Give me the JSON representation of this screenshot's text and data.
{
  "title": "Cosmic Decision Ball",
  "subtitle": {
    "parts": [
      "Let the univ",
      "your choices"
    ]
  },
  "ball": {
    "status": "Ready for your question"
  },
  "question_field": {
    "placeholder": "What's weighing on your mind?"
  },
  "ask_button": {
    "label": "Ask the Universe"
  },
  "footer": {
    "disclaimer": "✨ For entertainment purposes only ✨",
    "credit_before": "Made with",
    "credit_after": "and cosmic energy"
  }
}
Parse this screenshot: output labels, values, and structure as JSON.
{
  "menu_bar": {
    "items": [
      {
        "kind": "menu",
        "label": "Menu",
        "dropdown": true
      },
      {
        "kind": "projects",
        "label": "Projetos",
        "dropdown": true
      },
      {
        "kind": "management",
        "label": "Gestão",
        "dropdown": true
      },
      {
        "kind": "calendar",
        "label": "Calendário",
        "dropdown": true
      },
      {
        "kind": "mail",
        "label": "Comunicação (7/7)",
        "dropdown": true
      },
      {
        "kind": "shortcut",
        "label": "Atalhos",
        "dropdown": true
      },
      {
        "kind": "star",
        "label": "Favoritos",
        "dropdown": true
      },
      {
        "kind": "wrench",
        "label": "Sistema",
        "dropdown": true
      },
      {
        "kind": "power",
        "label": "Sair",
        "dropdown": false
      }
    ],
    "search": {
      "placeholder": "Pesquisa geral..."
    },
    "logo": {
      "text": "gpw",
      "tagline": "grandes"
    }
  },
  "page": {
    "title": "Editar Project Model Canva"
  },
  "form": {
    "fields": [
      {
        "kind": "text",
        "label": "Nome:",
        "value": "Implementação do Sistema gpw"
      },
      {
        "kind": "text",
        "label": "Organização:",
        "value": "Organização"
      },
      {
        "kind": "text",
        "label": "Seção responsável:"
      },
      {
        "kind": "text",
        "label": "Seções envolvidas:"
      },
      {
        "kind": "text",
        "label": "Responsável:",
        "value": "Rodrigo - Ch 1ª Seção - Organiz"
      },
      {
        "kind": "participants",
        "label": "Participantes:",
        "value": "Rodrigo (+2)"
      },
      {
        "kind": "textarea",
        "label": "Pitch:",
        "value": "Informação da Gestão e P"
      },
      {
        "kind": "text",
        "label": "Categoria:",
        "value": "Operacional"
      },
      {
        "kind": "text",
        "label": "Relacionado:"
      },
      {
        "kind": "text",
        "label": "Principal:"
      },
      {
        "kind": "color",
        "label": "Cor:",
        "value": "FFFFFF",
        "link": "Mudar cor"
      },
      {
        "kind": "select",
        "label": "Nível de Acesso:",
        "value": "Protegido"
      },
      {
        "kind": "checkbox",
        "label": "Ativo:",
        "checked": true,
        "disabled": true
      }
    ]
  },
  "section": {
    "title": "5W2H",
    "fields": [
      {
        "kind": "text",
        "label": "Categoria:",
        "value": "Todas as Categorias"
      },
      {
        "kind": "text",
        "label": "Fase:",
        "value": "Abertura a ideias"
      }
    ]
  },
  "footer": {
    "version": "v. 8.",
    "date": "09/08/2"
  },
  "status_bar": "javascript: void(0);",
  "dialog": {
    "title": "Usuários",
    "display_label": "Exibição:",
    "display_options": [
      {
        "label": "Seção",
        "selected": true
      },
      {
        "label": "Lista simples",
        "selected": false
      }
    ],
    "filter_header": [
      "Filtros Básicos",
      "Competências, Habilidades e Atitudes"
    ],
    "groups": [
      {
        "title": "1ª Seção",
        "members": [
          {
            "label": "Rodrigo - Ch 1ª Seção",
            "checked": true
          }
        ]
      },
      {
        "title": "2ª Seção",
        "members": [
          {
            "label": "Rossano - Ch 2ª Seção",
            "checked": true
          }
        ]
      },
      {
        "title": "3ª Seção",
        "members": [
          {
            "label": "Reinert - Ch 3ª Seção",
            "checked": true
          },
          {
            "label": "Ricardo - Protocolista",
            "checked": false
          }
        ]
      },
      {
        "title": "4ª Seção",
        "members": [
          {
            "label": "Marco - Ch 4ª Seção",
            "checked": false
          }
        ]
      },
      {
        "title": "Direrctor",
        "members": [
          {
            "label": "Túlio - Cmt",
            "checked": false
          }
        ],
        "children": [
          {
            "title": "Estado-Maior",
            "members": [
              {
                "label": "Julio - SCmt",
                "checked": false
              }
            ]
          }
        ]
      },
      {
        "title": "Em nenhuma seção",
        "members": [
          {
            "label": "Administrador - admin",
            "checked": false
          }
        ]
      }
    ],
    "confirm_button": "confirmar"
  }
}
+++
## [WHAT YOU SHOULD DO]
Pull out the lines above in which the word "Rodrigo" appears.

## [YOUR SOLUTION]
        "value": "Rodrigo - Ch 1ª Seção - Organiz"
        "value": "Rodrigo (+2)"
            "label": "Rodrigo - Ch 1ª Seção",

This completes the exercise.